(Web page and app entries)
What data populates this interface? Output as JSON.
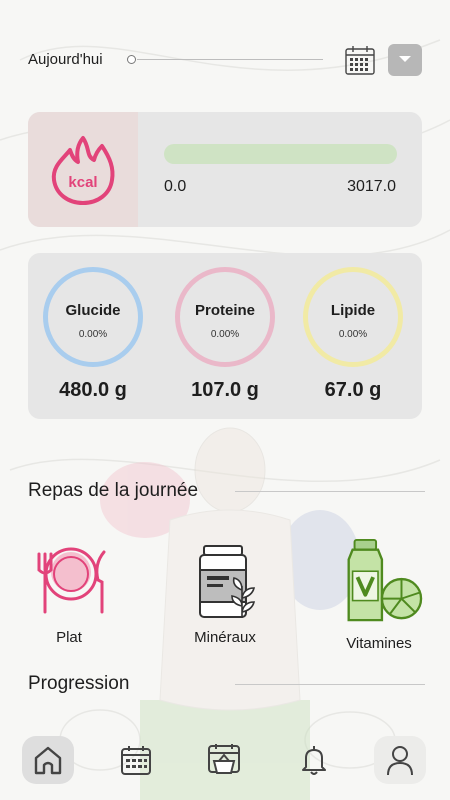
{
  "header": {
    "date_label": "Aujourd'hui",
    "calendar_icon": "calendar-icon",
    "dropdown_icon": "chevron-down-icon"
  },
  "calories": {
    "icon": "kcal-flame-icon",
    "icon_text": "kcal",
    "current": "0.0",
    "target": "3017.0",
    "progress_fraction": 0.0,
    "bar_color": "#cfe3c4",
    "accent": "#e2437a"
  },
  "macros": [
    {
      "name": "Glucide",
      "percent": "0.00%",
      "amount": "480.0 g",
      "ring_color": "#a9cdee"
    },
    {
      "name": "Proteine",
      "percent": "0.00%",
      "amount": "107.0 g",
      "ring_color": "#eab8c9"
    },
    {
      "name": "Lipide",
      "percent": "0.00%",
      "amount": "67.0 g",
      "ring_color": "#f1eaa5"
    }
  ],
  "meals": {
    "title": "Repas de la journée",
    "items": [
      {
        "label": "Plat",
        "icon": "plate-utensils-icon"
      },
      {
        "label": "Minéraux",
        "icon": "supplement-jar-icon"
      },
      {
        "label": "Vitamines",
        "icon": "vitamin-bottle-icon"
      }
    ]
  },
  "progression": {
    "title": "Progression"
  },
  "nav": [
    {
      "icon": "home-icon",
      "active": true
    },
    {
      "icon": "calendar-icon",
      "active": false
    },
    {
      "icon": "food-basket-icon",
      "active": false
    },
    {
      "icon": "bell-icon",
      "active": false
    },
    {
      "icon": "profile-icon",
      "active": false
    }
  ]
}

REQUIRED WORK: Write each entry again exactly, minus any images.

YOUR RESPONSE:
What data populates this interface? Output as JSON.
{
  "header": {
    "date_label": "Aujourd'hui",
    "calendar_icon": "calendar-icon",
    "dropdown_icon": "chevron-down-icon"
  },
  "calories": {
    "icon": "kcal-flame-icon",
    "icon_text": "kcal",
    "current": "0.0",
    "target": "3017.0",
    "progress_fraction": 0.0,
    "bar_color": "#cfe3c4",
    "accent": "#e2437a"
  },
  "macros": [
    {
      "name": "Glucide",
      "percent": "0.00%",
      "amount": "480.0 g",
      "ring_color": "#a9cdee"
    },
    {
      "name": "Proteine",
      "percent": "0.00%",
      "amount": "107.0 g",
      "ring_color": "#eab8c9"
    },
    {
      "name": "Lipide",
      "percent": "0.00%",
      "amount": "67.0 g",
      "ring_color": "#f1eaa5"
    }
  ],
  "meals": {
    "title": "Repas de la journée",
    "items": [
      {
        "label": "Plat",
        "icon": "plate-utensils-icon"
      },
      {
        "label": "Minéraux",
        "icon": "supplement-jar-icon"
      },
      {
        "label": "Vitamines",
        "icon": "vitamin-bottle-icon"
      }
    ]
  },
  "progression": {
    "title": "Progression"
  },
  "nav": [
    {
      "icon": "home-icon",
      "active": true
    },
    {
      "icon": "calendar-icon",
      "active": false
    },
    {
      "icon": "food-basket-icon",
      "active": false
    },
    {
      "icon": "bell-icon",
      "active": false
    },
    {
      "icon": "profile-icon",
      "active": false
    }
  ]
}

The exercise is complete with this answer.